Question targeting and relevancy
When you are choosing which question to use, one of the most important things to get right is to choose a relevant question that is testing fundamental piece of knowledge (e.g. working with collections of data) and not something that only professionals with a specific type of experience had encountered (e.g. sound processing).
For example, it’s common to find algorithmic problems that test a very specific algorithm that candidates don't have a way of designing if they haven't seen that exact algorithm before. In our case we always put simple unknown algorithmic problems that don't have an official name and that way we are sure we are testing algorithm design or algorithmic thinking instead of just remembering and reproducing an algorithm candidates have already memorized.
Therefore our questions are targeting only highly relevant pieces of knowledge. We would really appreciate it if you could let us know your thoughts about this topic as we’d love to understand what our users think and what they consider important.
Have you done a validation study?
The legal answer is no, we haven't done a validation study as defined by The U.S. Equal Employment Opportunity Commission (EEOC). Because:
A validation study has to be done against a job description which we don't have access to nor control over.
The EEOC says: "Employers should ensure that employment tests and other selection procedures are properly validated for the positions and purposes for which they are used. The test or selection procedure must be job-related and its results appropriate for the employer’s purpose. While a test vendor’s documentation supporting the validity of a test may be helpful, the employer is still responsible for ensuring that its tests are valid under UGESP."

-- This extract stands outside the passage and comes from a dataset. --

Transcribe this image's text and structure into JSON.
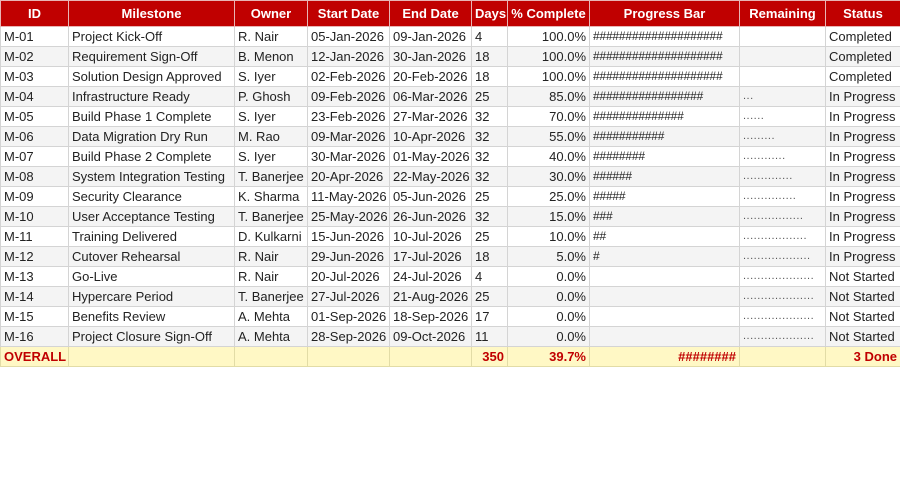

A validation study should cover the whole test which we don't have control over.
We provide a question library from which employers choose a set of questions they want to use. We also provide a functionality for employers to add their own custom questions that we have no control over.
Question quality assurance

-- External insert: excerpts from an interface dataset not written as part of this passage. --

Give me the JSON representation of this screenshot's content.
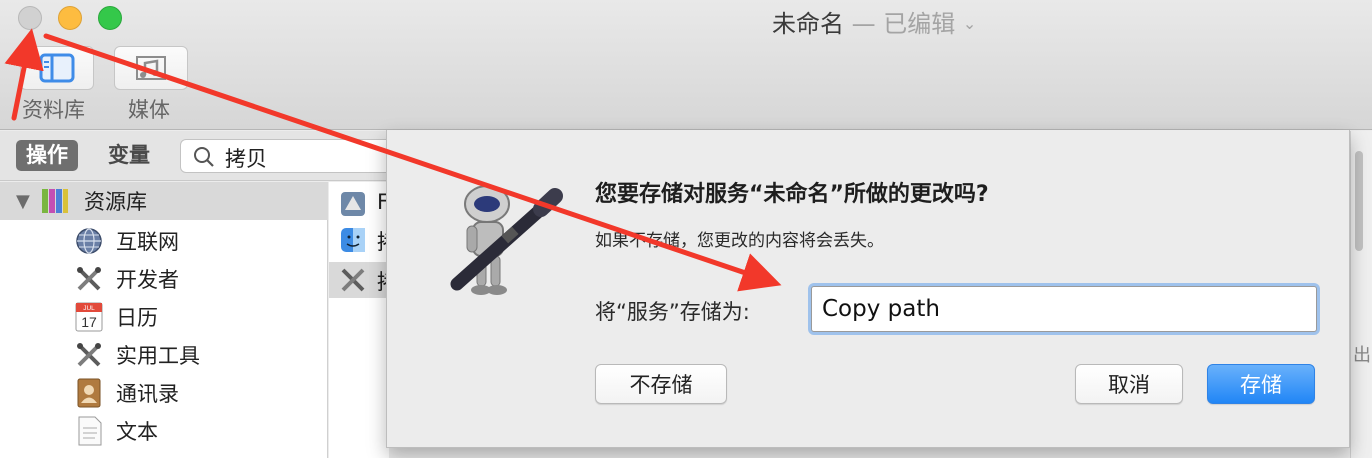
{
  "window": {
    "title": "未命名",
    "title_suffix": " — 已编辑",
    "traffic_lights": [
      "close",
      "minimize",
      "maximize"
    ]
  },
  "toolbar": {
    "library_label": "资料库",
    "media_label": "媒体"
  },
  "filter": {
    "actions_tab": "操作",
    "variables_tab": "变量",
    "search_value": "拷贝"
  },
  "library": {
    "root": "资源库",
    "items": [
      {
        "label": "互联网",
        "icon": "globe-icon"
      },
      {
        "label": "开发者",
        "icon": "tools-icon"
      },
      {
        "label": "日历",
        "icon": "calendar-icon"
      },
      {
        "label": "实用工具",
        "icon": "tools-icon"
      },
      {
        "label": "通讯录",
        "icon": "contacts-icon"
      },
      {
        "label": "文本",
        "icon": "text-icon"
      }
    ],
    "calendar_month": "JUL",
    "calendar_day": "17"
  },
  "actions": {
    "rows": [
      "F",
      "拷",
      "拷"
    ]
  },
  "right_strip": {
    "text": "出"
  },
  "dialog": {
    "question": "您要存储对服务“未命名”所做的更改吗?",
    "body": "如果不存储，您更改的内容将会丢失。",
    "save_as_label": "将“服务”存储为:",
    "name_value": "Copy path",
    "dont_save": "不存储",
    "cancel": "取消",
    "save": "存储"
  },
  "colors": {
    "accent": "#2186f6",
    "annotation_arrow": "#f2382a"
  }
}
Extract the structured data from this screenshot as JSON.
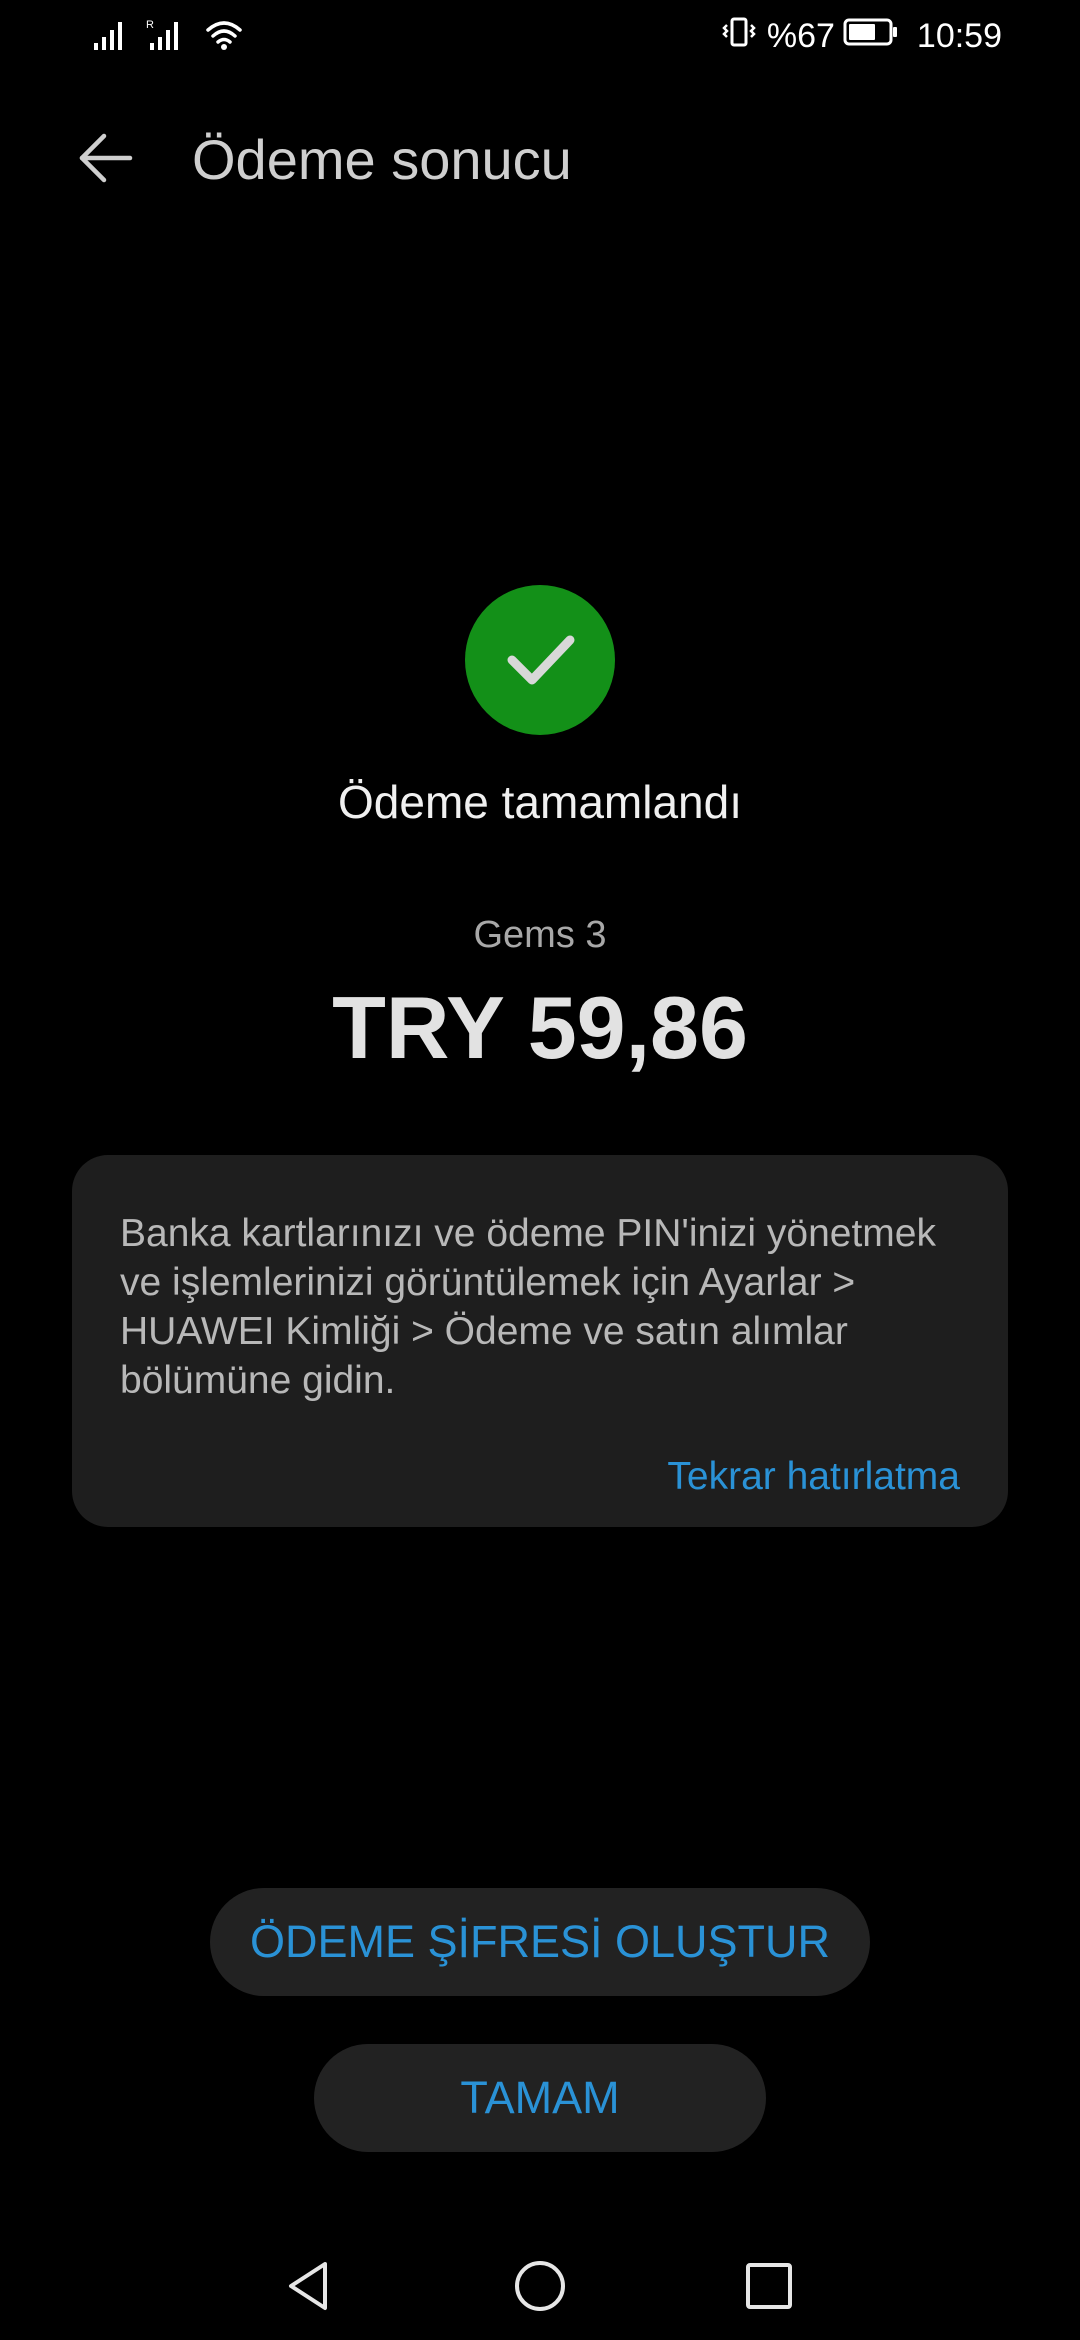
{
  "status_bar": {
    "battery_percent": "%67",
    "time": "10:59",
    "icons": [
      "signal-icon",
      "signal-icon",
      "wifi-icon",
      "vibrate-icon",
      "battery-icon"
    ]
  },
  "header": {
    "title": "Ödeme sonucu",
    "back_icon": "arrow-left-icon"
  },
  "result": {
    "icon": "check-circle-icon",
    "icon_color": "#139018",
    "status_text": "Ödeme tamamlandı",
    "product": "Gems 3",
    "amount": "TRY 59,86"
  },
  "info_card": {
    "text": "Banka kartlarınızı ve ödeme PIN'inizi yönetmek ve işlemlerinizi görüntülemek için Ayarlar > HUAWEI Kimliği > Ödeme ve satın alımlar bölümüne gidin.",
    "link_label": "Tekrar hatırlatma"
  },
  "actions": {
    "create_password_label": "ÖDEME ŞİFRESİ OLUŞTUR",
    "ok_label": "TAMAM"
  },
  "nav_bar": {
    "icons": [
      "nav-back-icon",
      "nav-home-icon",
      "nav-recents-icon"
    ]
  },
  "colors": {
    "background": "#000000",
    "accent": "#2a92d6",
    "card": "#1e1e1e",
    "button": "#222222"
  }
}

We have a quality assurance process in place for our questions. In short, apart from the question author, at least two independent subject matter experts (typically with interviewing experience) have to review the question and ensure that the question is testing a fundamentally important concept that can separate good from bad candidates. On top of that, each question is presented in a test setting to tens of candidates claiming to be somewhat experienced in the relevant field where we make sure they can understand the question. They start off in the right direction if a reasonable number of them can solve the question completely. Only after that do we release the question to production.

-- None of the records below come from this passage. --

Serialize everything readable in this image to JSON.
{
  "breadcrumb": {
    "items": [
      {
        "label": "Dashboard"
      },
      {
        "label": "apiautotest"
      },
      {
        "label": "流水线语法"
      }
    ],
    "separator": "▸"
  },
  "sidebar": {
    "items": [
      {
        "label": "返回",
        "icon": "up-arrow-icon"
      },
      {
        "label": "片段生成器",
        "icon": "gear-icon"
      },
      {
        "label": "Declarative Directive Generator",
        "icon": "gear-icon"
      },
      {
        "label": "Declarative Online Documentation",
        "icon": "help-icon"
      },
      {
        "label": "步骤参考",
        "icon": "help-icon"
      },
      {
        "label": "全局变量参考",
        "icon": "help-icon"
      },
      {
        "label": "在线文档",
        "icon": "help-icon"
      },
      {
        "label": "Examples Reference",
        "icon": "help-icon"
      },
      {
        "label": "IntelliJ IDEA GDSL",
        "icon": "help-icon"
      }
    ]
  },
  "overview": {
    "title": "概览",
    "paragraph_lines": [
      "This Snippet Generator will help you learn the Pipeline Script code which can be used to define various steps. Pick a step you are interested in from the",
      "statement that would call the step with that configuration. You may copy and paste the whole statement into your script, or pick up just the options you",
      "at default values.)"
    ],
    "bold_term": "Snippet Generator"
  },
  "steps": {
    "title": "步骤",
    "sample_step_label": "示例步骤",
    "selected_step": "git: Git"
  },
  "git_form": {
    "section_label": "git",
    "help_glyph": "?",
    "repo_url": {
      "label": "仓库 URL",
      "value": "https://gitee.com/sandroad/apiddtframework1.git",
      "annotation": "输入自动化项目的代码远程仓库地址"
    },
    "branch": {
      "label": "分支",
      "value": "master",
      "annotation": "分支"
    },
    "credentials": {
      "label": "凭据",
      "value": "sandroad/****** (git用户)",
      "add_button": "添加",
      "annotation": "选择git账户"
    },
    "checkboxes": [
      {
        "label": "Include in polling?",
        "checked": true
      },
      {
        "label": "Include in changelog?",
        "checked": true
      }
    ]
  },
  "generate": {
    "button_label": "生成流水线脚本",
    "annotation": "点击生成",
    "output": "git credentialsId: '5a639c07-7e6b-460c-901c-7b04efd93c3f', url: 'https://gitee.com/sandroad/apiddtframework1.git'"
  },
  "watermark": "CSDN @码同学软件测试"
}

Once released, we continuously monitor score statistics and feedback for our questions and take appropriate actions where needed.
The main idea behind EEOC's regulation on testing is to prohibit employers from using selection procedures that have the effect of disproportionately excluding persons based on race, color, religion, sex, or national origin, where the tests or selection procedures are not “job-related and consistent with business necessity.” The way we fight that is to focus on work-sample based testing where it's very easy to show that a person who doesn't do well is obviously not fit for the job irrespective of which group they belong to.